◆ WHAT IS NEEDED
All of the material must be duplicated exactly, line by line.

◆ RAW DATA
--------
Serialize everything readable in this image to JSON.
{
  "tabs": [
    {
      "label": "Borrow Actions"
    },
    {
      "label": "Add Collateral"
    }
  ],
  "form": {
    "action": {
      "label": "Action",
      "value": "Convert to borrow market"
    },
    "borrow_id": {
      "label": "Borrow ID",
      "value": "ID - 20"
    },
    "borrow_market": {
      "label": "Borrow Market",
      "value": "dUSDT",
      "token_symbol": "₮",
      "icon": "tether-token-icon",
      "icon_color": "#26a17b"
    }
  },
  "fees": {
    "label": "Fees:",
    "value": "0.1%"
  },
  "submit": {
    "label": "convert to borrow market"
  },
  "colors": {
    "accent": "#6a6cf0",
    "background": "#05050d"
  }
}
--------
◆ ANSWER
Serialize everything readable in this image to JSON.
{
  "tabs": [
    {
      "label": "Borrow Actions"
    },
    {
      "label": "Add Collateral"
    }
  ],
  "form": {
    "action": {
      "label": "Action",
      "value": "Convert to borrow market"
    },
    "borrow_id": {
      "label": "Borrow ID",
      "value": "ID - 20"
    },
    "borrow_market": {
      "label": "Borrow Market",
      "value": "dUSDT",
      "token_symbol": "₮",
      "icon": "tether-token-icon",
      "icon_color": "#26a17b"
    }
  },
  "fees": {
    "label": "Fees:",
    "value": "0.1%"
  },
  "submit": {
    "label": "convert to borrow market"
  },
  "colors": {
    "accent": "#6a6cf0",
    "background": "#05050d"
  }
}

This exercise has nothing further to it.